Task to complete:
Report the number of lines in the records below that contain the word "Wahl", and nothing more.

Input for this task:
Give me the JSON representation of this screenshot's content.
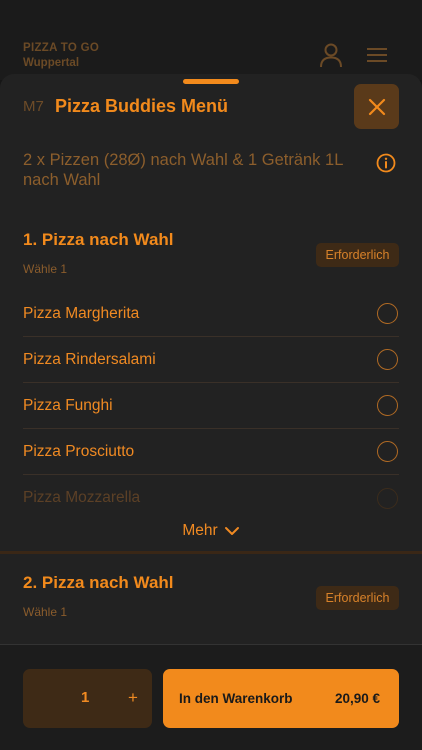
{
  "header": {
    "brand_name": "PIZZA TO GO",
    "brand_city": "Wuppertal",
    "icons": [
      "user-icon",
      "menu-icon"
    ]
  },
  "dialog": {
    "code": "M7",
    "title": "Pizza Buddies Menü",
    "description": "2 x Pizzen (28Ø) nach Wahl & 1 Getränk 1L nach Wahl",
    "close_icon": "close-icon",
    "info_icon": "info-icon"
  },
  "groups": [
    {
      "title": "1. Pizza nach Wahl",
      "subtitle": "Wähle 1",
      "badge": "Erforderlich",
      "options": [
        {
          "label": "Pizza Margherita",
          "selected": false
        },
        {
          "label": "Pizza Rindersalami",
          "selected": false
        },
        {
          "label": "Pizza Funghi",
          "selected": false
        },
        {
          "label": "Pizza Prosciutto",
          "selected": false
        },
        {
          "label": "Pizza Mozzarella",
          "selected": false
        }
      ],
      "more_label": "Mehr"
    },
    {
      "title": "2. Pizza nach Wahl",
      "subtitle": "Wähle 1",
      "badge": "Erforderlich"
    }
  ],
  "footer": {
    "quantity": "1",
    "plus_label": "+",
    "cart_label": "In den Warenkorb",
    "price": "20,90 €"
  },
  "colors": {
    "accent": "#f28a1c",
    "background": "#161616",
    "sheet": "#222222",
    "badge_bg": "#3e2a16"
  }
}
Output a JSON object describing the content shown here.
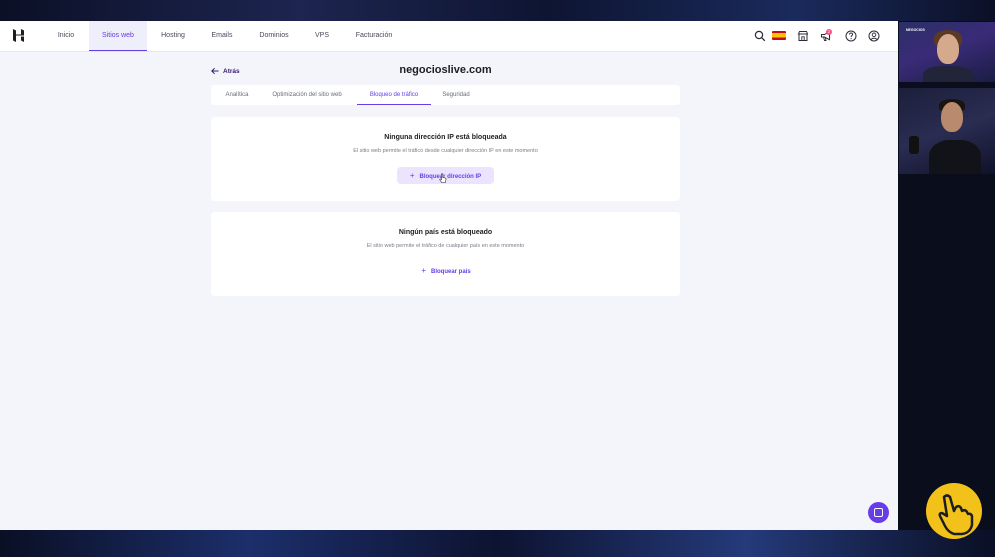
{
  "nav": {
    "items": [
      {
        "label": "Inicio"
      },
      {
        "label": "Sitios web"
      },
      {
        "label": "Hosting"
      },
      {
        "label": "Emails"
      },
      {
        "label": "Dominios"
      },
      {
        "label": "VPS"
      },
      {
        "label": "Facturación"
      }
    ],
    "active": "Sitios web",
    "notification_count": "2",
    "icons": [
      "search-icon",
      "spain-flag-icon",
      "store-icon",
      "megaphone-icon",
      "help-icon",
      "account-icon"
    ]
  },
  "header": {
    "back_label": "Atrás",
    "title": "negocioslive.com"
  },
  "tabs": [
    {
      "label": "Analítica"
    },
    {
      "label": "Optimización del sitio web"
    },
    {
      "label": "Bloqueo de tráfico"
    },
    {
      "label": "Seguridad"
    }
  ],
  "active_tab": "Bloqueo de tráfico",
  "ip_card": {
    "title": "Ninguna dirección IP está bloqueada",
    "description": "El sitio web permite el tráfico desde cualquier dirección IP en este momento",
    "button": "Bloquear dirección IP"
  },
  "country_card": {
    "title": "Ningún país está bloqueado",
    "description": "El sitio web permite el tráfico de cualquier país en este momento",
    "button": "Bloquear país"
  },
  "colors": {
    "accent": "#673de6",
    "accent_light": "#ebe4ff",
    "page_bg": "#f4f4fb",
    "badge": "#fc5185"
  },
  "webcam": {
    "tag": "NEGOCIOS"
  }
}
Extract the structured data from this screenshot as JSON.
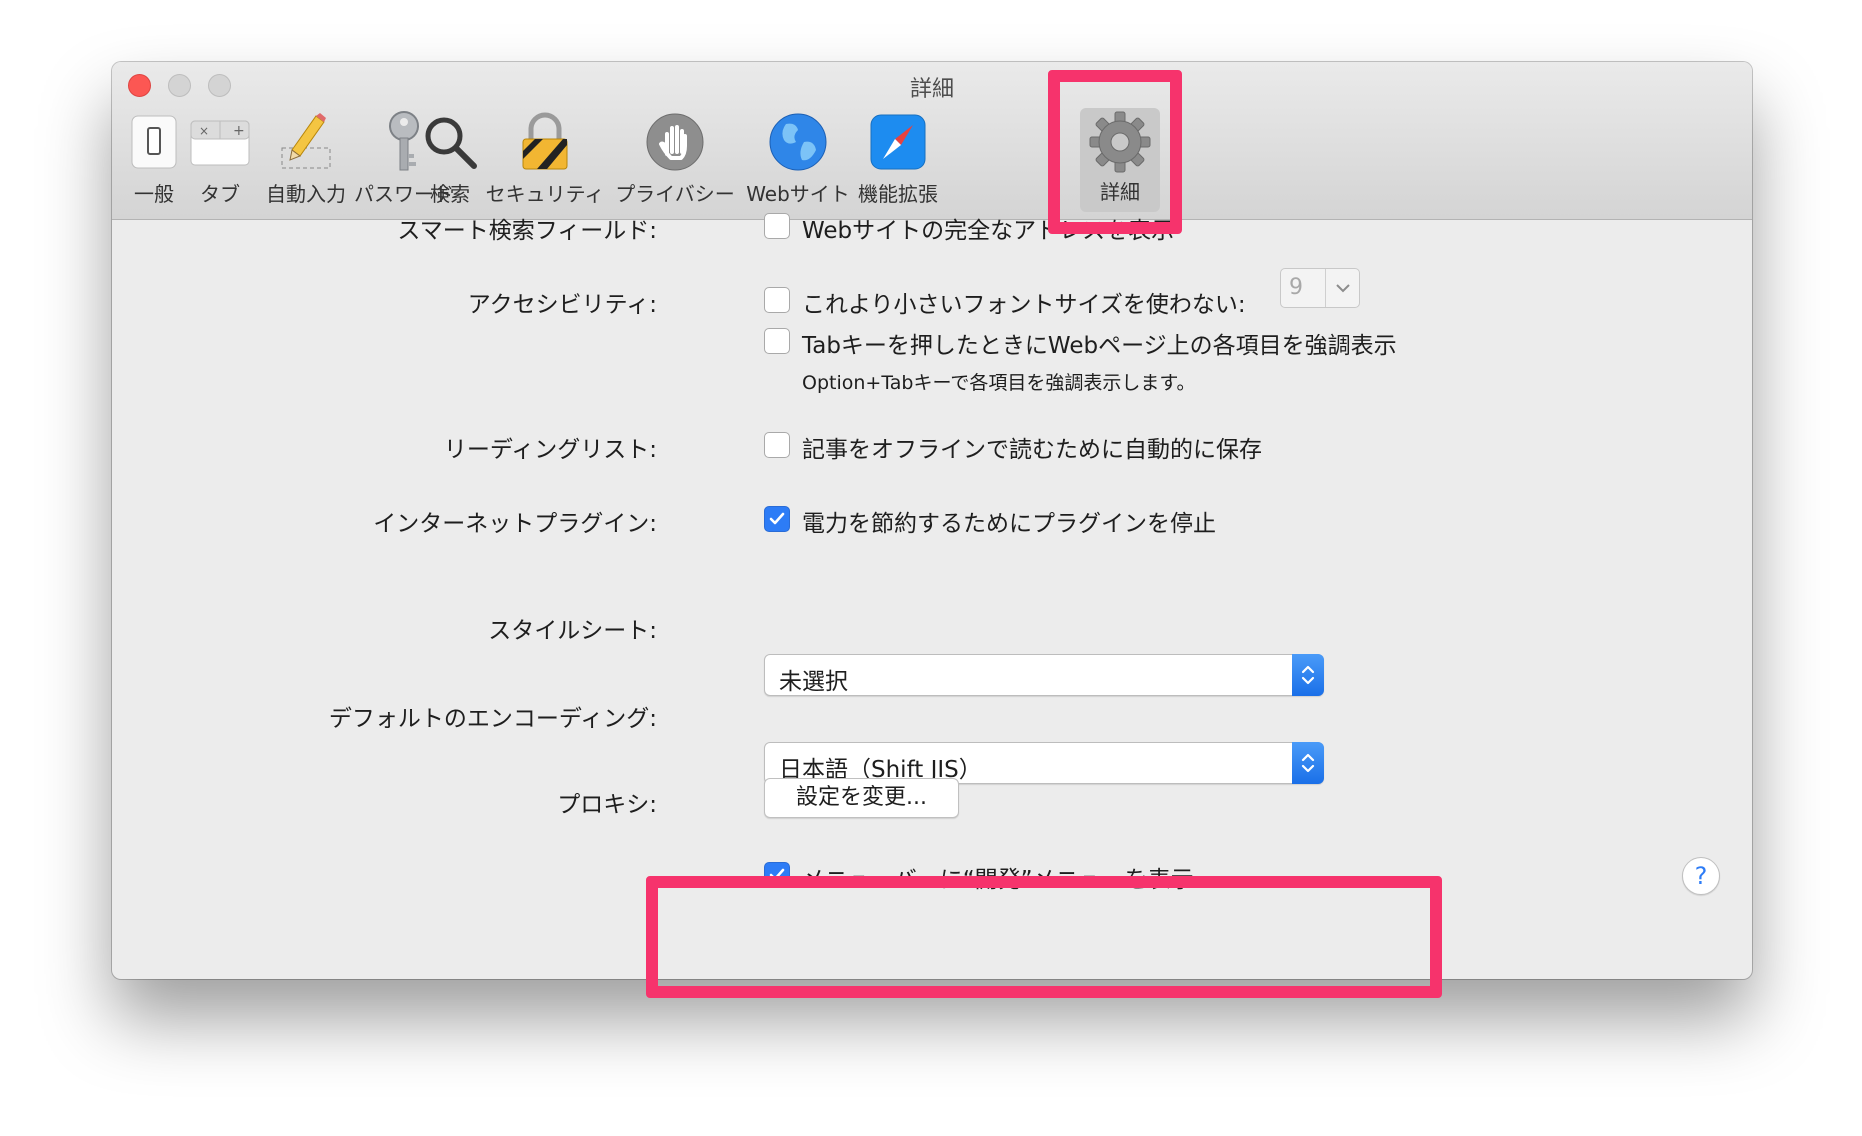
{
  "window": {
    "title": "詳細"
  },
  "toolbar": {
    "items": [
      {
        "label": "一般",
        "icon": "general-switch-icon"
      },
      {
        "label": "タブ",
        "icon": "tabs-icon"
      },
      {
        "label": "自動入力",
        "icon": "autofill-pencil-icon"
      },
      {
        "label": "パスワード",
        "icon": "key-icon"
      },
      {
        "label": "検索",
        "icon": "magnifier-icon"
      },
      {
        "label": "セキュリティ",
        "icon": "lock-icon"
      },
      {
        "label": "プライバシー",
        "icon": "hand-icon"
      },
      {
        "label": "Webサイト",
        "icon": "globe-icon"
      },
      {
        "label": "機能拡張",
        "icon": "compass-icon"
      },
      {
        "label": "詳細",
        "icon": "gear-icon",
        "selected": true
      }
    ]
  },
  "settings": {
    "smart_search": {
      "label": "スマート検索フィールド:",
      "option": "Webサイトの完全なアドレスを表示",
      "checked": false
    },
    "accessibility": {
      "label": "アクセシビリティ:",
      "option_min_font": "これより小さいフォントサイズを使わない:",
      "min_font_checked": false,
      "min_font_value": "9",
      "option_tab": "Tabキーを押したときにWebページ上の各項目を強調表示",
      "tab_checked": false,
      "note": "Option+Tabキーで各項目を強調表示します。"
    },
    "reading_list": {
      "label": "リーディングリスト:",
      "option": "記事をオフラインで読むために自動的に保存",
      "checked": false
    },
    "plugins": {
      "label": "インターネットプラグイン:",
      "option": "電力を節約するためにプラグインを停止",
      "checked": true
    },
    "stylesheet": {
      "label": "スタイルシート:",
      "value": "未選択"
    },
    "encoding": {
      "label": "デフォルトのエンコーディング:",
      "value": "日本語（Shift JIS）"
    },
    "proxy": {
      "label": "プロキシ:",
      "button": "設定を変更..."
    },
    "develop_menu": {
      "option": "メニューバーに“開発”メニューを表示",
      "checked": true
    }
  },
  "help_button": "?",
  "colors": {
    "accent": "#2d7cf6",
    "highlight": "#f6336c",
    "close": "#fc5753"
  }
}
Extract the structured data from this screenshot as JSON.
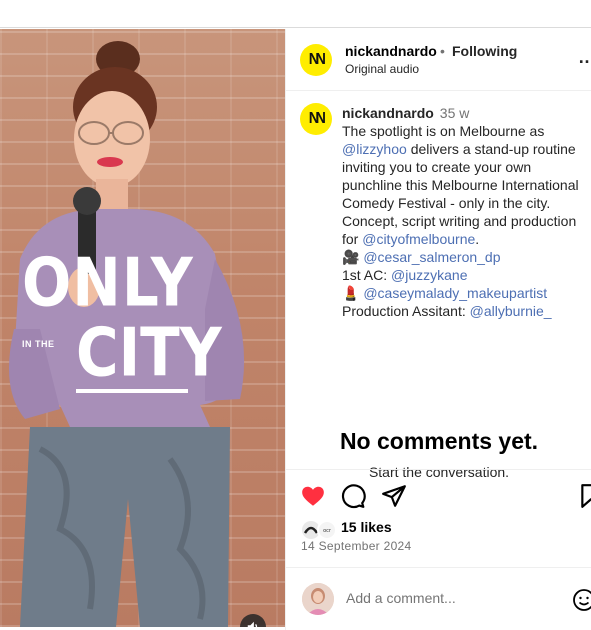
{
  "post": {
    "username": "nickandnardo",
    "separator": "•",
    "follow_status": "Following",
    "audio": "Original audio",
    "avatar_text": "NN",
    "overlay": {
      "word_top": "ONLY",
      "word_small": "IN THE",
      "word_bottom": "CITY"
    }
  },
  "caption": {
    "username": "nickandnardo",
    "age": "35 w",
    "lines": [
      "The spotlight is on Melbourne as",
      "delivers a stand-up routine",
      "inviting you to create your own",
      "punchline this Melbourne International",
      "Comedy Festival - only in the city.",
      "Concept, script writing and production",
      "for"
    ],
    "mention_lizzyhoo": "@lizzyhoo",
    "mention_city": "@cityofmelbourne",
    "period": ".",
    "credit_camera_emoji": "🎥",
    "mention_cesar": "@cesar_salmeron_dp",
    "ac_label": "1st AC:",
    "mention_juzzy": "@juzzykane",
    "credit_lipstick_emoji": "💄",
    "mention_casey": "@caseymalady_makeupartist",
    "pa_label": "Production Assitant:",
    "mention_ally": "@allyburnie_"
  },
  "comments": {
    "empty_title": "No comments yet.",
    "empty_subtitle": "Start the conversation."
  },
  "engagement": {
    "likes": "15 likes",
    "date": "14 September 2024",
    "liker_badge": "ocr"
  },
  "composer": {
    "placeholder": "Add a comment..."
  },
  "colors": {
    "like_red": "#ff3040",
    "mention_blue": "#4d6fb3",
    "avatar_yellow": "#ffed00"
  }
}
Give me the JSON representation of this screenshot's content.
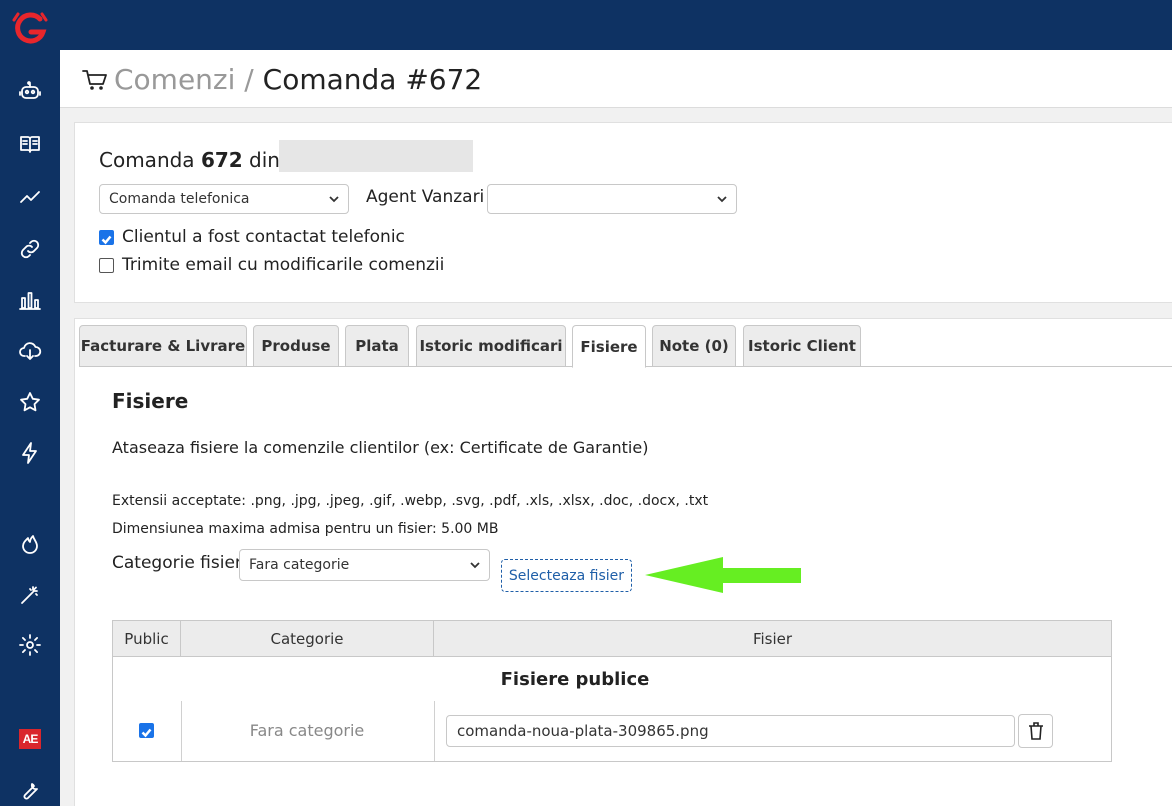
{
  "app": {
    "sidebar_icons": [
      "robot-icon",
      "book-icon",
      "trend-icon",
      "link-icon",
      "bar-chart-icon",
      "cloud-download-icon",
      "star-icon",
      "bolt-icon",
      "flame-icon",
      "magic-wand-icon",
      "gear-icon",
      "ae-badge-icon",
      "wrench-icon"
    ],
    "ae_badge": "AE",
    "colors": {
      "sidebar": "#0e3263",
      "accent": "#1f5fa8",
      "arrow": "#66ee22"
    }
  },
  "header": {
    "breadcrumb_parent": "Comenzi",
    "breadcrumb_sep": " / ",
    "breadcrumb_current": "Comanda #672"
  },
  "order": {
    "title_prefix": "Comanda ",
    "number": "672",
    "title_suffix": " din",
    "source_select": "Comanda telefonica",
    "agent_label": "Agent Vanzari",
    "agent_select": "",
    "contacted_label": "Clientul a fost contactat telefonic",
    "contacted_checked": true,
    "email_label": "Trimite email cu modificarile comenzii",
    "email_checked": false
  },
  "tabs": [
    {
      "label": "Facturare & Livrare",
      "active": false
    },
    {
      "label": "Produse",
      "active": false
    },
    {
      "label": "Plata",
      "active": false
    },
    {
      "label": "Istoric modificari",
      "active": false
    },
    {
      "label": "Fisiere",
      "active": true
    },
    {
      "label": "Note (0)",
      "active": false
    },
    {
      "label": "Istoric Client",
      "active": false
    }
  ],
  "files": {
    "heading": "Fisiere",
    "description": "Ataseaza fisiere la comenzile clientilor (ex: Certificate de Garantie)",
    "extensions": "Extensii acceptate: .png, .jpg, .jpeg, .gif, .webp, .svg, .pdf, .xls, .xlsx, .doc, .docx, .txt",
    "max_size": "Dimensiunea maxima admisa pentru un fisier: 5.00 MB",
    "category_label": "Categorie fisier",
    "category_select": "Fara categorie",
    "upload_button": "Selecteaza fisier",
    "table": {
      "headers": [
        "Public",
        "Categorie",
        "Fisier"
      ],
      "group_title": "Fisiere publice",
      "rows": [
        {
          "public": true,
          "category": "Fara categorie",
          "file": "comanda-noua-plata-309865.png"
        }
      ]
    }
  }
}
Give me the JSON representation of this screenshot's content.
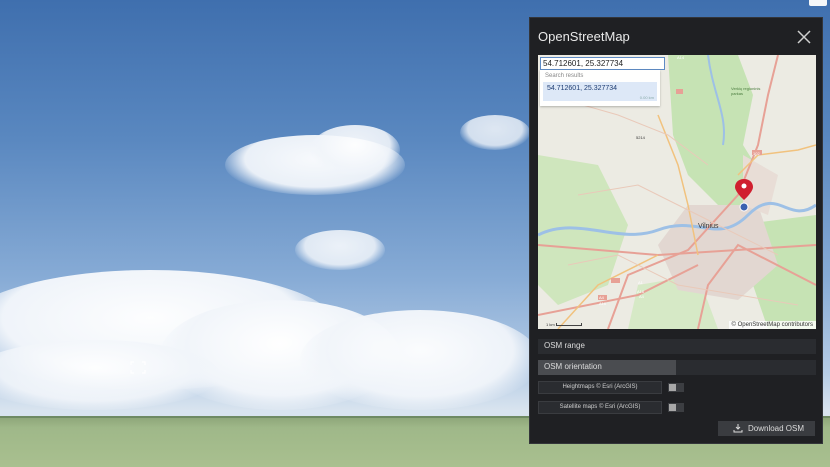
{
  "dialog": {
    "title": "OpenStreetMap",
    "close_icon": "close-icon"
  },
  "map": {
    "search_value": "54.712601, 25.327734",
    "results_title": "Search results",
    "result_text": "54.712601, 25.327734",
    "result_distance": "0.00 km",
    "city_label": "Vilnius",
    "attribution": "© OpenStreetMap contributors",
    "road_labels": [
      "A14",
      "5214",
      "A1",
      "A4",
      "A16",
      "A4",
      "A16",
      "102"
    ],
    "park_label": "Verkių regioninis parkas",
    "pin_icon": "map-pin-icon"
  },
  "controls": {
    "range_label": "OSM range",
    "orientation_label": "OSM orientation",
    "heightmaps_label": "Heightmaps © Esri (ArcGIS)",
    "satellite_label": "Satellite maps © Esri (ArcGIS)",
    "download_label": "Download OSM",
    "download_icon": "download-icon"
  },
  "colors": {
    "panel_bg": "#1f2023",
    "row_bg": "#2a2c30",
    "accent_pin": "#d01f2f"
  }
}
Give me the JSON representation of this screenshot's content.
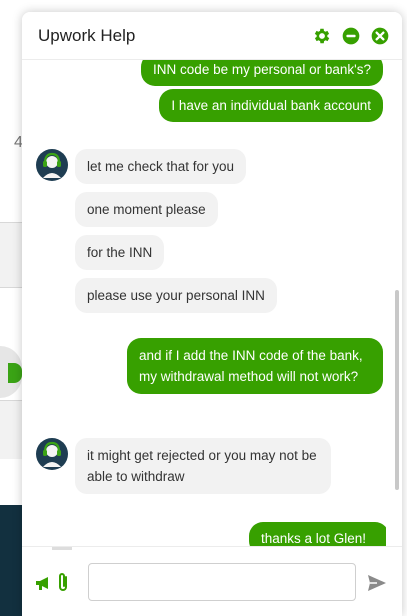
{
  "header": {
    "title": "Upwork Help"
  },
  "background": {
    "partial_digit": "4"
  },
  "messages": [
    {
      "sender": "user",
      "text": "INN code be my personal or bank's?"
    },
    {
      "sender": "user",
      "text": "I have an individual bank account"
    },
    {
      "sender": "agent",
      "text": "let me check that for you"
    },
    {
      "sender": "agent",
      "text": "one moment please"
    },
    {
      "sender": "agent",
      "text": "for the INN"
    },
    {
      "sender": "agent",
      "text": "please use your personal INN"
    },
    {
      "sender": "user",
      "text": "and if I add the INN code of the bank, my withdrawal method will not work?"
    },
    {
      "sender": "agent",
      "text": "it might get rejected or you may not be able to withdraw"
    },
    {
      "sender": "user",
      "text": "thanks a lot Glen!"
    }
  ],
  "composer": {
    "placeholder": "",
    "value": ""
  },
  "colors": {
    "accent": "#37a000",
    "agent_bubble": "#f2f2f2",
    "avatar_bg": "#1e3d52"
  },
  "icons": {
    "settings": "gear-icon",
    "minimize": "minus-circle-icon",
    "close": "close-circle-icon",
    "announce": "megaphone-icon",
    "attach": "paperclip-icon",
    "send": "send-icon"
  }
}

Response:
3